Electronic duo Orbital turn up the heat at 53 Degrees

Orbital at 53 Degrees, Preston
Orbital at 53 Degrees, Preston

Veteran electronic duo Orbital proved they’ve still got it when it comes to making people dance at a show in Preston at the weekend.

Tracks from the new album Wonky featured heavily in brothers Phil and Paul Hartnoll’s one and a half hour set at 53 Degrees on Saturday night, which was also peppered with some of their former, 20 plus year old “rave anthems”.

It was great to hear founder of Skint Records’ Midfield General’s album Generalisation being played loud before the set as well, including one of my favourites - Reach Out - which samples Linda Lewis’s Reach For The Truth.

Orbital opened with One Big Moment, the first song from their new album Wonky.

Wonky is a “meaty” album, as best as I can describe it.

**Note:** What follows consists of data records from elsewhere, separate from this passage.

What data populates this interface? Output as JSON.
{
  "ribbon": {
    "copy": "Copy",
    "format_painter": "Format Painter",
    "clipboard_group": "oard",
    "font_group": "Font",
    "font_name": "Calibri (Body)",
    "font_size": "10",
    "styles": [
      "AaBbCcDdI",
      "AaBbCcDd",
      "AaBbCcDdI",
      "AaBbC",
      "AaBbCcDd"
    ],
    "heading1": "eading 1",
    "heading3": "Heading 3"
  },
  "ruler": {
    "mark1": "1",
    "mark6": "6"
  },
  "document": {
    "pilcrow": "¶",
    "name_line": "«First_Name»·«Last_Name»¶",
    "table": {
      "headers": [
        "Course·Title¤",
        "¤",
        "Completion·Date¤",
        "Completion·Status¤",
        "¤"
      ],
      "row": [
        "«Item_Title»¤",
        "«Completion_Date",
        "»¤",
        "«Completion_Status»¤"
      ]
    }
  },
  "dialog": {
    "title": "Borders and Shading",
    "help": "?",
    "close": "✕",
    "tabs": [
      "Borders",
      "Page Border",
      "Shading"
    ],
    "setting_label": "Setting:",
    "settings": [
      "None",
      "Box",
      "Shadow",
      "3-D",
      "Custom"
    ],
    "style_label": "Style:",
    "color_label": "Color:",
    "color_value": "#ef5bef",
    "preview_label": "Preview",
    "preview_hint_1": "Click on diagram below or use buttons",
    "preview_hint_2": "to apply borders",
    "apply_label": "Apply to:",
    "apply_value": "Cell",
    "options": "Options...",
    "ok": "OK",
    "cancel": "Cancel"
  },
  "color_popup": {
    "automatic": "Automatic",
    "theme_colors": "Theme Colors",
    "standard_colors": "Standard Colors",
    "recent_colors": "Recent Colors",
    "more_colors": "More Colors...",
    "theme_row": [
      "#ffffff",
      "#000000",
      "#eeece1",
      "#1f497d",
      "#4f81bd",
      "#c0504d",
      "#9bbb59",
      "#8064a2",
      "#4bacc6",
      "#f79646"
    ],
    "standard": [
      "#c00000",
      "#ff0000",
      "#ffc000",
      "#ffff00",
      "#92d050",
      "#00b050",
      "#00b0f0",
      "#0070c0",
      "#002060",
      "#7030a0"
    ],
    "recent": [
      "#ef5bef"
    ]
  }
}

There’s some really nice unique sounds on there, and certainly a low bow to acid house, souped up for the 21st century, most notably present on Stringy Acid, which was definitely a highlight at the show.

A lot of “dance acts” have ended up tiring out the genre by producing virtually identical variations of something that used to work, but there’s none of that here. The new stuff is fresh, intelligent and strong.

Beezledub, another Wonky track, really got the party started as it breaks from a hard hitting dubstep/rock sound into a relentless drum and bass monster, and then back again. But it’s still somehow melodic.

Single Wonky, featuring Lady Leshurr, also went down a storm, but it was Orbital’s previous hits that everyone got excited about.

Appreciative smiles and air punches all round for Chime, from 1989, Belfast, and Halcyon, which all sound as good now as they did then.

They’ve weathered well.

Underworld have always been my favourite live electronic dance heavyweight, but this show also proved how important Orbital were, and still are, in pushing the boundaries of sound.

I was a bit perplexed by the seperation between the bar area and dance floor at 53 Degrees, meaning a limited freedom of movement and some hasty finishing up of drinks at times, and the volume could have been notched up a level, but all in all this was a great gig.

Despite recent concerns over trouble and anti-social behaviour in and around 53 Degrees, on this occasion I didn’t see one spot of bother and the audience was jovial, the atmosphere was celebratory and the music was excellent.